Thursday, March 22, 2007
The Jakarta Post, Jakarta
The government has continued to pay little attention to the issue of mental illness despite the broader and prolonged impacts of trauma following with the recent string of disasters to hit the country, psychiatry experts have said.
Head of the Department of Psychiatry at the University of Indonesia, Irmansyah, said Wednesday that the government should pay more attention to post-traumatic stress disorder (PTSD).
He said several traumatic events, such as riots, terror attacks, plane crashes, train wrecks, earthquakes, tsunamis and severe wind storms had left many Indonesians traumatized.
"We are not only fighting a lack of knowledge about mental health problems, but also stigma about the disease," he told The Jakarta Post.
Mental health theory shows that around 10 percent of those who experience a traumatic event will likely develop PTSD. The diagnosis of the disorder can take some time and it can often worsen to become a chronic, lifelong problem.
"The problem is that society does not recognize mental illness as a disease. We would be so ashamed to acknowledge that we have any kind of mental health problem," said Irmansyah.
He said that even though the World Health Organization (WHO) classified mental illness as a kind of disease, it was hard to get this idea across in Indonesia.
Irmansyah said the country's current high suicide rate showed the failure of the health system in detecting mental disorders in their early stages. "The shooting in Surabaya and the mother killing her children and herself in Malang are only the tip of the iceberg," he said.
The impacts of mental illness can be tremendous in society. Many social problems are correlated with mental health problems.
"An extreme example is the riot in Makassar in 1997, which was triggered when a mentally disturbed Chinese man killed a local girl," said Irmansyah.
Research has shown that in Indonesia, mental diseases decrease the nation's overall productivity by some 13 percent. However, budget allocations for mental health make up less than one percent of the government's health budget.
Last year, the University of Indonesia, together with several organizations affiliated with the Mental Health Advocacy Group, attempted to convince lawmakers of the importance of a mental health law, to no avail.
"We used to have a mental health law, which was established in 1962, but it was replaced by the 1992 Health Law because mental health was seen as a part of overall health. Within the enactment of the 1992 law, articles from the previous mental health law were supposed to have been enacted as government regulations, however this has not been done," said Irmansyah.
Irmansyah said that the country has only some 550 accredited psychiatrists, putting the ratio of psychiatrists to patients at 1:500,000. The ideal ratio is 1:30,000.
Mental health care is also not recognized in the national health insurance system. "For mental health problems, the medical treatment is often consultation. We need a system that recognizes such consultation as a form of medical treatment," said Suryo Dharmono, also of the University of Indonesia's Department of Psychiatry.
"This is evidence that the government does not really care about the problem. We are focusing on morbidity and forget that mental illness does not always result in fatality, but also has a destructive, long-term impact.

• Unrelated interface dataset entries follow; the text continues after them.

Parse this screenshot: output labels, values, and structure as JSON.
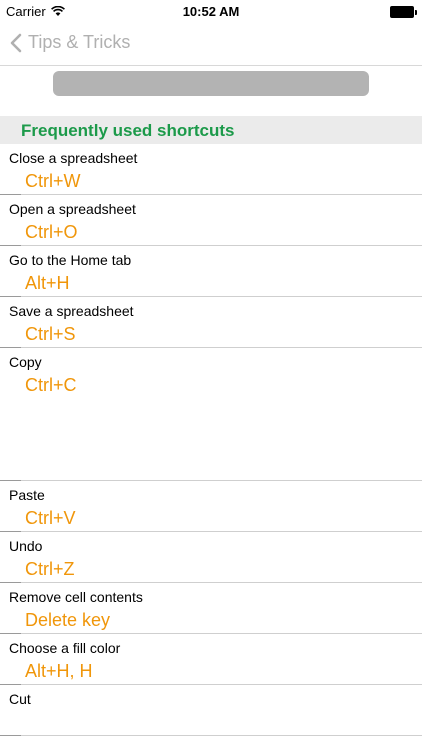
{
  "status_bar": {
    "carrier": "Carrier",
    "time": "10:52 AM"
  },
  "nav": {
    "back_label": "Tips & Tricks"
  },
  "section": {
    "title": "Frequently used shortcuts"
  },
  "shortcuts": [
    {
      "action": "Close a spreadsheet",
      "keys": "Ctrl+W"
    },
    {
      "action": "Open a spreadsheet",
      "keys": "Ctrl+O"
    },
    {
      "action": "Go to the Home tab",
      "keys": "Alt+H"
    },
    {
      "action": "Save a spreadsheet",
      "keys": "Ctrl+S"
    },
    {
      "action": "Copy",
      "keys": "Ctrl+C"
    },
    {
      "action": "Paste",
      "keys": "Ctrl+V"
    },
    {
      "action": "Undo",
      "keys": "Ctrl+Z"
    },
    {
      "action": "Remove cell contents",
      "keys": "Delete key"
    },
    {
      "action": "Choose a fill color",
      "keys": "Alt+H, H"
    },
    {
      "action": "Cut",
      "keys": ""
    }
  ]
}
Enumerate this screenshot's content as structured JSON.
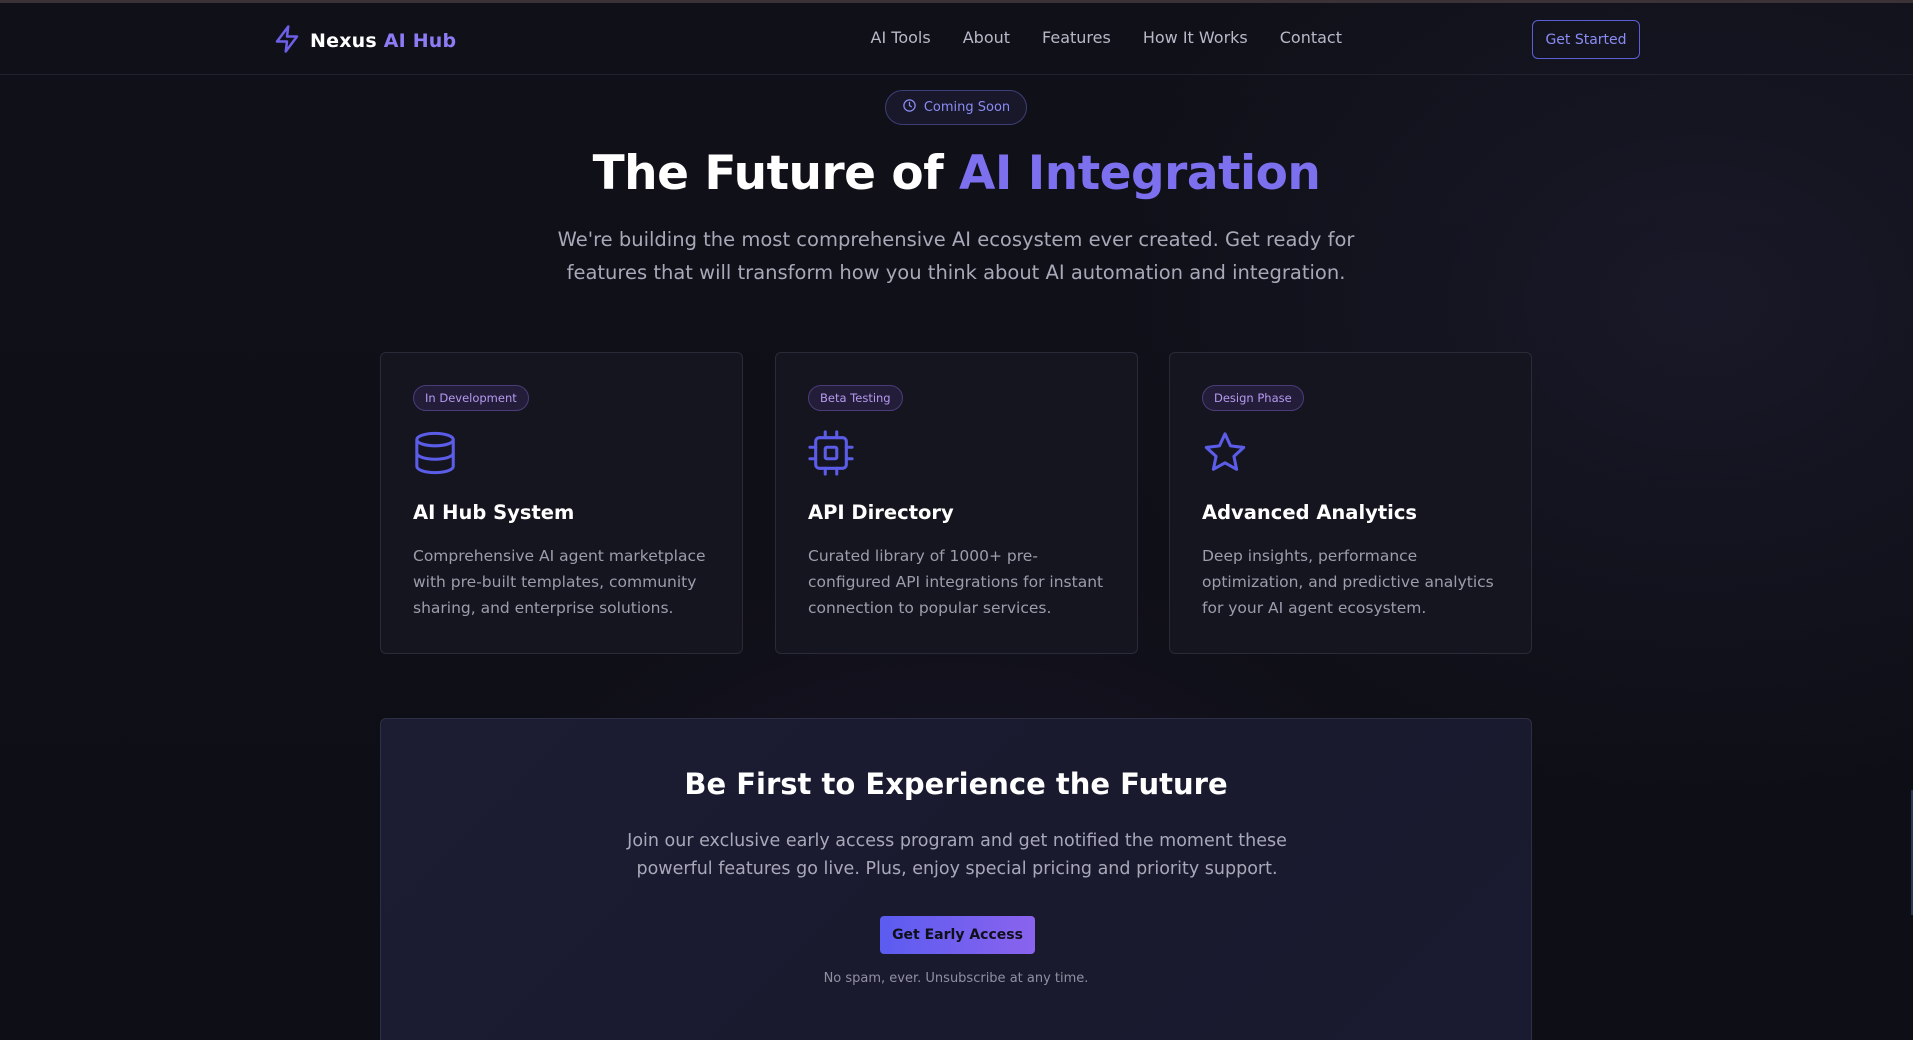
{
  "brand": {
    "name": "Nexus",
    "accent": "AI Hub"
  },
  "nav": {
    "items": [
      "AI Tools",
      "About",
      "Features",
      "How It Works",
      "Contact"
    ],
    "cta": "Get Started"
  },
  "hero": {
    "badge": "Coming Soon",
    "title_plain": "The Future of ",
    "title_accent": "AI Integration",
    "subtitle": "We're building the most comprehensive AI ecosystem ever created. Get ready for features that will transform how you think about AI automation and integration."
  },
  "cards": [
    {
      "tag": "In Development",
      "icon": "database-icon",
      "title": "AI Hub System",
      "description": "Comprehensive AI agent marketplace with pre-built templates, community sharing, and enterprise solutions."
    },
    {
      "tag": "Beta Testing",
      "icon": "cpu-icon",
      "title": "API Directory",
      "description": "Curated library of 1000+ pre-configured API integrations for instant connection to popular services."
    },
    {
      "tag": "Design Phase",
      "icon": "star-icon",
      "title": "Advanced Analytics",
      "description": "Deep insights, performance optimization, and predictive analytics for your AI agent ecosystem."
    }
  ],
  "cta": {
    "title": "Be First to Experience the Future",
    "lead": "Join our exclusive early access program and get notified the moment these powerful features go live. Plus, enjoy special pricing and priority support.",
    "button": "Get Early Access",
    "note": "No spam, ever. Unsubscribe at any time."
  },
  "colors": {
    "background": "#0f0f17",
    "accent": "#7c70ef",
    "primary_button": "#5b5cf0",
    "card_bg": "#15151f"
  }
}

We rarely count such a loss," he said.
Suryo said the University of Indonesia would initiate the nation's first medical psychiatric clinic this year, dedicated to handling addiction and trauma, among other problems.(02)